» Description of the task: Nothing belongs in the answer except the lines of the material that include "Modeling".

» Supplied entries:
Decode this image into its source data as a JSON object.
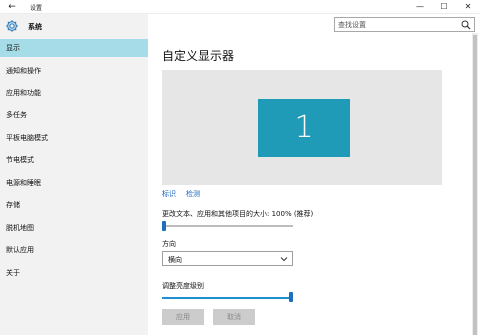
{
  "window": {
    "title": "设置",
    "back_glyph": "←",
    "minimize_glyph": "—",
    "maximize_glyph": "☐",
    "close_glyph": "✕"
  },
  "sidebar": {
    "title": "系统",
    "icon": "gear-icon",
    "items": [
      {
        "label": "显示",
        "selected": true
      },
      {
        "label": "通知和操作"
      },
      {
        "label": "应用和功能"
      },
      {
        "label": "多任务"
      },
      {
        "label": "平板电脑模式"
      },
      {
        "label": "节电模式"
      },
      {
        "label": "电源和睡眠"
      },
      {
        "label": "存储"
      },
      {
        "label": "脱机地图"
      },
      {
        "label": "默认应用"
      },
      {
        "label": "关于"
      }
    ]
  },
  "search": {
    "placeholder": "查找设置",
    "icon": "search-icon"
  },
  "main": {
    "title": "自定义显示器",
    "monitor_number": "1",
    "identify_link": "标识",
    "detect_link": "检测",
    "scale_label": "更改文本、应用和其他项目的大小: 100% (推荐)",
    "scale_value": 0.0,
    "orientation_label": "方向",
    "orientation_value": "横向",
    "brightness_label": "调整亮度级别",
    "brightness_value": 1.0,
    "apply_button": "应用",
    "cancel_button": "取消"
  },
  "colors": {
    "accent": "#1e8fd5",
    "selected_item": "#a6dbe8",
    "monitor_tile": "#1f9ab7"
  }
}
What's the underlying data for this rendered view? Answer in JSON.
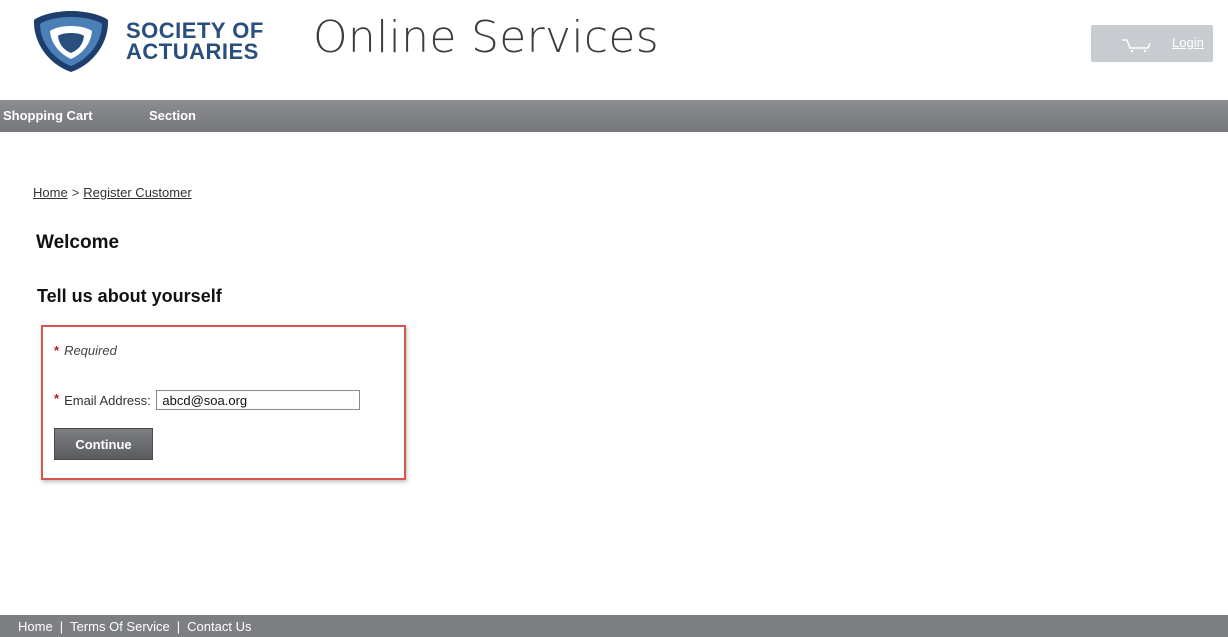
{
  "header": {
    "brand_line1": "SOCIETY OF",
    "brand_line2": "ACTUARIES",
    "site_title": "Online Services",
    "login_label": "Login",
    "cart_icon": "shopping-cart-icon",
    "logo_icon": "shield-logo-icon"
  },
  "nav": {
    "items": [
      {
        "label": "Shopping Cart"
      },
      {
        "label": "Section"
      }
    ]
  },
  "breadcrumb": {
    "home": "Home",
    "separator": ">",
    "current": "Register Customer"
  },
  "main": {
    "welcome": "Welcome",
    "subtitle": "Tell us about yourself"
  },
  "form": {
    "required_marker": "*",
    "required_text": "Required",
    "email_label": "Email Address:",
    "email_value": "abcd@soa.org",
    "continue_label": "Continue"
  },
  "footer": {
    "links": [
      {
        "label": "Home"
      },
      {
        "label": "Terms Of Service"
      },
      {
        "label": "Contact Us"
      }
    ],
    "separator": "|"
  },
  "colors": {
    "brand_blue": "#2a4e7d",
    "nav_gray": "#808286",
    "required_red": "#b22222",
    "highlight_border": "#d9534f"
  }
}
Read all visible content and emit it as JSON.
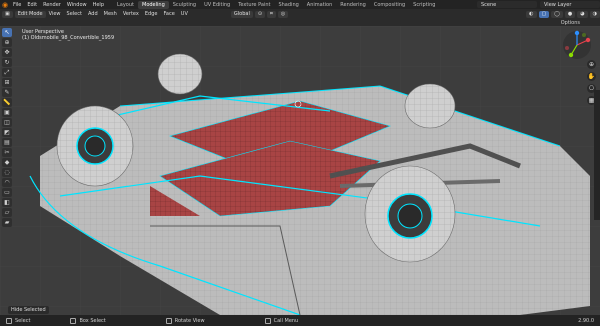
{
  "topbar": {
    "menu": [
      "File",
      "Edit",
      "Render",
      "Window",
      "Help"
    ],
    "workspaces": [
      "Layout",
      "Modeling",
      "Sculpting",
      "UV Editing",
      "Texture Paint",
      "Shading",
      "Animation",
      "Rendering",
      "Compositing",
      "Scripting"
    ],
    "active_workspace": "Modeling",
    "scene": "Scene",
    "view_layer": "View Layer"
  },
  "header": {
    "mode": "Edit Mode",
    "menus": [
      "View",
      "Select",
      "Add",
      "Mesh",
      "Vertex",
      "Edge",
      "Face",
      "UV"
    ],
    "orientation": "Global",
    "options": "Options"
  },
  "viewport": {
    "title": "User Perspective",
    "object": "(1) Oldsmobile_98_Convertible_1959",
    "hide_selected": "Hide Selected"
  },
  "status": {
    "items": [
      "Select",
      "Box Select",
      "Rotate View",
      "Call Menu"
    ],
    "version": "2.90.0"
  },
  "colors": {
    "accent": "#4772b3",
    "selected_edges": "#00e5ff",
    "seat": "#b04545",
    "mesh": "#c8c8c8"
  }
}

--

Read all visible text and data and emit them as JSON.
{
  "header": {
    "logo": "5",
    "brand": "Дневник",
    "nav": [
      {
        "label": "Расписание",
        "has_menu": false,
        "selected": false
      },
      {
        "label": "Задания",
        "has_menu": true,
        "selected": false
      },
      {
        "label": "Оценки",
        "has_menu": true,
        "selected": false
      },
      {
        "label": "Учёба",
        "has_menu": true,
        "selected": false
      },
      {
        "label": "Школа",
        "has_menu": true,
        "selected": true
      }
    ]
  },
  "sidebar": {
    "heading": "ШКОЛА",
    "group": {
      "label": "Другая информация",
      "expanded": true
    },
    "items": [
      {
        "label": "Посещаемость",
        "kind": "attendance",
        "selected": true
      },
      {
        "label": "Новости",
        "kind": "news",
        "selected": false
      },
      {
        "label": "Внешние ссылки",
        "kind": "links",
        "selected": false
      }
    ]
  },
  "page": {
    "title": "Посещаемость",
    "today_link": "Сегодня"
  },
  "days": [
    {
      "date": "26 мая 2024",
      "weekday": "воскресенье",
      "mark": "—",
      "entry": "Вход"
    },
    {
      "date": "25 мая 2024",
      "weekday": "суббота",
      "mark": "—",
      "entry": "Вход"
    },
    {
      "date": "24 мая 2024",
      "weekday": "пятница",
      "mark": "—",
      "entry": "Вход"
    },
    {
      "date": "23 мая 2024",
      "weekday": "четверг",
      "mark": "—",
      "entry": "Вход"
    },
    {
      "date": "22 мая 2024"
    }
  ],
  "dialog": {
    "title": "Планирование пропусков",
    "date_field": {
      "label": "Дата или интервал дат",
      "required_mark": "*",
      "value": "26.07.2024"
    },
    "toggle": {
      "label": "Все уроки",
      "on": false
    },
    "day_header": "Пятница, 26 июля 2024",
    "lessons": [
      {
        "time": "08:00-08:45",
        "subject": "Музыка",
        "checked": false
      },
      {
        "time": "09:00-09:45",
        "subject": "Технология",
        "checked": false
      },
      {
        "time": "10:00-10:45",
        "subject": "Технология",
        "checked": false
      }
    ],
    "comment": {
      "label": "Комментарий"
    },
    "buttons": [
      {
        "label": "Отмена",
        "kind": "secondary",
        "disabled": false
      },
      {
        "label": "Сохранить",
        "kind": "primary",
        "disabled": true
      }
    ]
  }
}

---

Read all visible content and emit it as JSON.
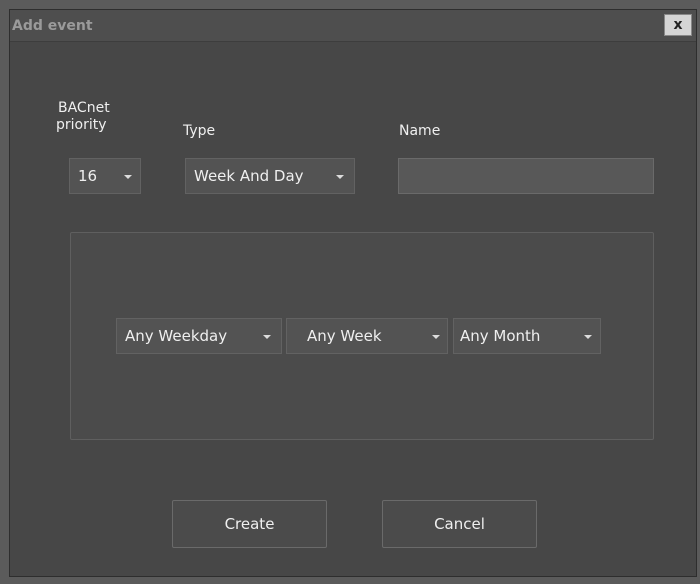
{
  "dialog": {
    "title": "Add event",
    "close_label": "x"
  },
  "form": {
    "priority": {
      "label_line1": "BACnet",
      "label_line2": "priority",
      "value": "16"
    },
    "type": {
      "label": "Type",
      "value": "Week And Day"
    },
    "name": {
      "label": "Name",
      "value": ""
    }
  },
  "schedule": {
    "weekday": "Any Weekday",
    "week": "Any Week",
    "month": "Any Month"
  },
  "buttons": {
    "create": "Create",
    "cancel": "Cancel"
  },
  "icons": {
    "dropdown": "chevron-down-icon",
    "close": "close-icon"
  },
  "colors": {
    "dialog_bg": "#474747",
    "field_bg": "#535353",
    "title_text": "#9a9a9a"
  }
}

» Task result:
      "Modeling",
    "active_workspace": "Modeling",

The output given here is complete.